Our Favorite Squat Rack
Our favorite squat rack is the Rep Fitness PR-1100 Power Rack, as it is one of the most cost-friendly pieces of equipment, and you get a lot of bang for your buck. It is versatile in that you can perform many exercises. Plus, with the pull-up bar attachment, you can get a strong full-body workout.
Not everyone will have the space for a squat rack. That’s why we reviewed the best squat racks for small spaces. Check out the full article for details.
Smith Machine vs Squat Rack: Which Should You Choose?
In my opinion, the squat rack is your machine of choice as it provides more versatility and more freedom of movement. You can adjust your movement based on your own individualized needs and abilities. So is it worth using a Smith machine?
Who Is the Smith Machine Best For?
The answer is that Smith machines can be beneficial if you are starting your workout journey and have no experience using a barbell. Because the Smith machine is self-contained and keeps your movement to a strict range of motion and bar path, it can be great for beginners or those unsure of what they are doing but still want to use a barbell.
The Smith machine can also be good for rehab and injury prevention. It makes it easy to limit your range of motion or stay in a fixed range of motion to ensure stability and reduce the risk of re-injury. Additionally, it can be beneficial when training to failure or trying to isolate certain muscles, as the fixed barbell path allows you to safely push yourself with the need of a spotter or the demand of other muscles to stabilize.
Who Is a Squat Rack Best For?
The squat rack is best for those who have experience lifting and need to level up their exercises. Because there is greater freedom of movement in the squat rack, it does require more stabilizing muscle activation, which can be a challenge. However, one might need to take a degree of safety precaution with the squat rack. If you’re sure of your abilities, go with the squat rack.
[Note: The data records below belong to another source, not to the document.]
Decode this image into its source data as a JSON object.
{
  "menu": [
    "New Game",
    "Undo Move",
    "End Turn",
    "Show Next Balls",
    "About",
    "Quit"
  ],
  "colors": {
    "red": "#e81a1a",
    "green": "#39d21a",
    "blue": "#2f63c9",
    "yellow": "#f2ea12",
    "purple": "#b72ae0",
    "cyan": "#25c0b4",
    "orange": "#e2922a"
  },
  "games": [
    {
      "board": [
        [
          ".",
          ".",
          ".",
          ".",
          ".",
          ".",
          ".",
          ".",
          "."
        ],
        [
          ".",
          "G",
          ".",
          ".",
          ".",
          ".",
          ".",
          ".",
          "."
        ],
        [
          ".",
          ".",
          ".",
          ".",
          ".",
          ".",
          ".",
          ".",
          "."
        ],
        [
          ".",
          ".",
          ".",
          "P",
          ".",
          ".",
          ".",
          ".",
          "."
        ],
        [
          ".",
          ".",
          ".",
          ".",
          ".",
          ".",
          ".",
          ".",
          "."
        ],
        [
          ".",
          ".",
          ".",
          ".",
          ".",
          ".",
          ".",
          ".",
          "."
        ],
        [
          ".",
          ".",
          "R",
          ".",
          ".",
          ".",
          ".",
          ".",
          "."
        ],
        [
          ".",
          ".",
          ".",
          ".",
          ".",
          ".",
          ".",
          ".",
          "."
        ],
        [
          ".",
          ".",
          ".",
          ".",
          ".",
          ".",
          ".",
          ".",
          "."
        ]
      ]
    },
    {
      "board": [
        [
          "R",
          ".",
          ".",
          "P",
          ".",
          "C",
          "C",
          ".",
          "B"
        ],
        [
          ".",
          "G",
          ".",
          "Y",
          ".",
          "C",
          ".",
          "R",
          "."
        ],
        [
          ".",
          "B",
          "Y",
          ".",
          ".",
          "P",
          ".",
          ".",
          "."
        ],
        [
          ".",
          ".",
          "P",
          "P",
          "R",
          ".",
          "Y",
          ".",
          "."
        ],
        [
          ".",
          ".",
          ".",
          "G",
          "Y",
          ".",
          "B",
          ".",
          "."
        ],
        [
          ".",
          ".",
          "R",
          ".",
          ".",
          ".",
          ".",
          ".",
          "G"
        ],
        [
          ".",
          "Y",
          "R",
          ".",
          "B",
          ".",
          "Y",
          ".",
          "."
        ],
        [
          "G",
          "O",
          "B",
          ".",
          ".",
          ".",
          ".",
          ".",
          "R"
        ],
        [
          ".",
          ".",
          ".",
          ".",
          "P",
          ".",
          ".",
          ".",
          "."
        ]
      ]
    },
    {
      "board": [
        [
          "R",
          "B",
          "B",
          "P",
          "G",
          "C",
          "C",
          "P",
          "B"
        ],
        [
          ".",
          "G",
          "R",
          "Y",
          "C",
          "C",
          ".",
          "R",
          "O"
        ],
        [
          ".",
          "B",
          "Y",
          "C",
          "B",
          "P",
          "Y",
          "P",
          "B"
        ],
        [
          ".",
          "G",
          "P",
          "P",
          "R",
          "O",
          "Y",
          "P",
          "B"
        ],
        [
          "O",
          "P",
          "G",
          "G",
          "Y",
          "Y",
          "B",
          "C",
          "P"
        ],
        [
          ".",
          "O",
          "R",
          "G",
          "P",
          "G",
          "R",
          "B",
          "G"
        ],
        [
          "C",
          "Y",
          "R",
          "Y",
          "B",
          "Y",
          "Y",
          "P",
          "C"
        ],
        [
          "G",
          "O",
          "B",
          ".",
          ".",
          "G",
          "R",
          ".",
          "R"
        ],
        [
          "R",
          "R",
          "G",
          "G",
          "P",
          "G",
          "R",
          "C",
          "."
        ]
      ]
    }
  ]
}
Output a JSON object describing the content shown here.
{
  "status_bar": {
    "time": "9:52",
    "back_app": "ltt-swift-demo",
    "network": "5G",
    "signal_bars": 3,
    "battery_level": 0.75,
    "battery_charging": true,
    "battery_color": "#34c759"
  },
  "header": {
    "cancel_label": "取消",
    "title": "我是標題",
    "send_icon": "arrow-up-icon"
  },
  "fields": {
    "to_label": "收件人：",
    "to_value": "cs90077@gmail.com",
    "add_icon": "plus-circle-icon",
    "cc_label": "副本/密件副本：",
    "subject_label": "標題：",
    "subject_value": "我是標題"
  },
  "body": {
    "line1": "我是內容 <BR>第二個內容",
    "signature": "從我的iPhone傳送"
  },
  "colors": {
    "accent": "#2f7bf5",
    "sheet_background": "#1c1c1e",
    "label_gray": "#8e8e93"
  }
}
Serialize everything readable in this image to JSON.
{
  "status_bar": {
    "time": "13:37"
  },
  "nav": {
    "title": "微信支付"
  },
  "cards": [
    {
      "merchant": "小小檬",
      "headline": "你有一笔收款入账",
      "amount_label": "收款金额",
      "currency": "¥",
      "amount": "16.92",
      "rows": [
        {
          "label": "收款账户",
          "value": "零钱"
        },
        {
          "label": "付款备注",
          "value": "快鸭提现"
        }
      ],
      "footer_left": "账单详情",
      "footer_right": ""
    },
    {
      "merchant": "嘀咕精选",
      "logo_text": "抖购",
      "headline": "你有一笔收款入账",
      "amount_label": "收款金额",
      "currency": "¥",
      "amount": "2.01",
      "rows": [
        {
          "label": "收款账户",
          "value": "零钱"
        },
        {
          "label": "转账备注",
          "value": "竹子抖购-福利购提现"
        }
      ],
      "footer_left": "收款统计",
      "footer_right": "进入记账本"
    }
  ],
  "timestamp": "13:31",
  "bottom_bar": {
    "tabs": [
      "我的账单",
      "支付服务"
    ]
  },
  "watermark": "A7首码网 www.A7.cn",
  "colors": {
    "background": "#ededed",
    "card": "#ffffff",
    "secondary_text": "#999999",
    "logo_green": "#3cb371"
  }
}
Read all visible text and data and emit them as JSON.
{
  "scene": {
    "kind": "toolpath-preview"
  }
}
The squat rack will be best when you want a large degree of movement for lower body exercises like squats or lunges where more control is necessary, but the barbell might not stay in one fixed path. It will also be best for non-squat exercises like presses, rack pulls, and step-ups.
Frequently Asked Questions
Can You Use a Smith Machine as a Squat Rack?
Yes, you can use the Smith machine as a squat rack as it has a bar attached to it, albeit a fixed trajectory bar. Even so, you can still perform your squats.
Is It OK to Deadlift in the Squat Rack?
From a functional standpoint, yes, you can deadlift in the squat rack as long as you move the safety bars out of the way. However, from a gym etiquette standpoint, others will likely want to use the squat rack for squats, so it might best to set up elsewhere.
Is the Smith Machine Better for Hypertrophy?
Since stability is taken out of the equation when using a Smith machine, you can concentrate on using the bigger muscles of the legs to perform the exercise. This means you’ll maximize the muscle recruitment of your legs, which will lead to more hypertrophy gains.
The Smith machine and the squat rack share similar purposes when it comes to squatting; key differences make each one unique.
The Smith machine is a good option for beginners or those who are rehabbing an injury. However, the Smith machine does not allow for as much freedom of movement as the squat rack, which can limit its effectiveness for some exercises.
The squat rack is better for experienced lifters who want to challenge themselves and build muscle. It allows for a wider range of motion and more freedom of movement, which can help to improve functional strength and prevent injuries. However, the squat rack requires more stability and coordination, so it is not a good option for beginners.
Ultimately, the best way to decide which machine is right for you is to consider your needs and goals.
About The Author
Chris Cooper is a certified personal trainer through the NSCA and a massage therapist in New York. He has over 17 years experience blending the two worlds to work with clients in their pursuit to get stronger and move pain-free as they return from injury. He runs his coaching services through CoachChrisCooper.com.